Whether you have worked hard for what you have or are a steward of something that was gifted to you, knowing your options for protecting your assets is essential. We can work with you to keep what is yours, yours.
- It could be that you want to ensure that you have assets to share with children or other heirs upon your passing
- Perhaps you are approaching retirement and want to keep your home and retirement accounts from being “seen” in a Medicaid look-back as you embark on the need for nursing home or rehabilitation facility services.
- As you enter a marriage, be it first or fifth, you may want a pre-nuptial agreement that streamlines family assets to other family members.
- Outstanding debt can put a damper on an inheritance. Estate planning can provide protection for assets so that creditors cannot seize them.
- If you were to become ill and require in-home care, maybe you want to heal peacefully knowing that you are not at risk of losing your home to a live-in caregiver.
- We work with clients who have very limited assets and clients who have more assets than they could ever utilize in a single lifetime. No matter how much stuff, money, or property you have, we believe that it should be managed according to your wishes.
Estate Planning With Retirement Accounts
When you have retirement accounts that are to be part of your estate plan there are conditions that must be met to properly link those accounts to your written wishes. Not every retirement plan is the same and not all plans are cookie-cutter.
A common investment strategy involves assets inside an Individual Retirement Account (IRA), company pension plan (like a 401k) or retirement plan available to employees who work for non-profits or educational institutions (known as a 403(b)). These account types are called qualified plans. This means the contributor did not pay taxes on the money when they put it into the account. While the money remains invested, it grows, tax-deferred (or tax free), until distributions are made later.

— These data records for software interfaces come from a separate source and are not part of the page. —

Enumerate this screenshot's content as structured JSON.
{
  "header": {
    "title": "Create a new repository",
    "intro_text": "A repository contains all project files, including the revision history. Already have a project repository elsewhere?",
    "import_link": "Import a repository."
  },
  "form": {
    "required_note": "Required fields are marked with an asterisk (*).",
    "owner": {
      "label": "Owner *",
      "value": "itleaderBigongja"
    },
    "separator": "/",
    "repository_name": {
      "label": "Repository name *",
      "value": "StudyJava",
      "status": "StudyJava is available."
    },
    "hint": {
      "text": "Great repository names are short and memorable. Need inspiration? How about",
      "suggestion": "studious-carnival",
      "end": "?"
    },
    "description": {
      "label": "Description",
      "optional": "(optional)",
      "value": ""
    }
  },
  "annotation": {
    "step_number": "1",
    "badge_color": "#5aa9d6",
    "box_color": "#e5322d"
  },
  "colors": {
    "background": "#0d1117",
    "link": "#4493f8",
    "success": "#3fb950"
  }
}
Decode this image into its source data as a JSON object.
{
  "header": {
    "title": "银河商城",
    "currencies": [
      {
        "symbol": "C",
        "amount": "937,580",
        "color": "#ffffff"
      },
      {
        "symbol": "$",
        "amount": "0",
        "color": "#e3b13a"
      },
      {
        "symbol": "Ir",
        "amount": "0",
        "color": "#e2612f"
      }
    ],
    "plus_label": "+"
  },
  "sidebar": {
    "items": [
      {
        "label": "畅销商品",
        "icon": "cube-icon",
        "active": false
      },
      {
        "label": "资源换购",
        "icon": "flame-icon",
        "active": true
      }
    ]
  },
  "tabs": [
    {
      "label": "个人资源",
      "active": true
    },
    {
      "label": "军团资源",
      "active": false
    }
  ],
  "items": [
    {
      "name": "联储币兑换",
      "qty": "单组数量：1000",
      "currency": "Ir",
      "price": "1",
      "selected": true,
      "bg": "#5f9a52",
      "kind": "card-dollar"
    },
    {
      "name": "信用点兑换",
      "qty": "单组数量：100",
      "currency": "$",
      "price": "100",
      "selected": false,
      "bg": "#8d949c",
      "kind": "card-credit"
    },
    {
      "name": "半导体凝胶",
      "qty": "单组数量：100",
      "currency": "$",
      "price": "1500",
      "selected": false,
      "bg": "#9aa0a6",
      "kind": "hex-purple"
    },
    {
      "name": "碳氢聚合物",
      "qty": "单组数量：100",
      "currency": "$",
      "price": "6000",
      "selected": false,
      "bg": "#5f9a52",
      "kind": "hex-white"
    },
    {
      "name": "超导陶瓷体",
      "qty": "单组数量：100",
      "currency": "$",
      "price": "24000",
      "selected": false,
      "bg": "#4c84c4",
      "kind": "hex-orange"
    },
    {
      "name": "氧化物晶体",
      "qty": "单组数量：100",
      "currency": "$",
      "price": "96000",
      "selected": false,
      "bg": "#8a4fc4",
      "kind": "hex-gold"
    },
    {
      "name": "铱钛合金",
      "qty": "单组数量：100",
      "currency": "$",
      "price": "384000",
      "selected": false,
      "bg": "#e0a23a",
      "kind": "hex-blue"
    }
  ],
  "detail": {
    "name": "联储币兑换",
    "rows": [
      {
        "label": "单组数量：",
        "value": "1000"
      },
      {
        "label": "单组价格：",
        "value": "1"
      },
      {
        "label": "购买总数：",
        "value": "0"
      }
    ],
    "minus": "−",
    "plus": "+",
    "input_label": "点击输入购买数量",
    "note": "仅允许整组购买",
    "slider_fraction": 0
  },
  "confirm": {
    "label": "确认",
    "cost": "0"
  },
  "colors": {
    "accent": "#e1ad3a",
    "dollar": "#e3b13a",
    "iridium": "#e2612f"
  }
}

Sadly, this tax deferred plan must ultimately pay taxes. If you were to draw any income from your plan or if you withdraw before age 55.5, there will be income taxes due and sometimes early withdrawal penalties, too. Also, once you reach age 70.5, you must begin taking a Required Minimum Distribution (RMD) each calendar year, which again is subject to income tax.
At your passing, your spouse (if he/she is the named beneficiary) may roll over the retirement funds received to a retirement asset of their own. This is often an advantageous option; though, there are a few disadvantages (i.e. like if the spouse has creditors). The roll over option, unfortunately, is not available to non-spousal beneficiaries. So… then what?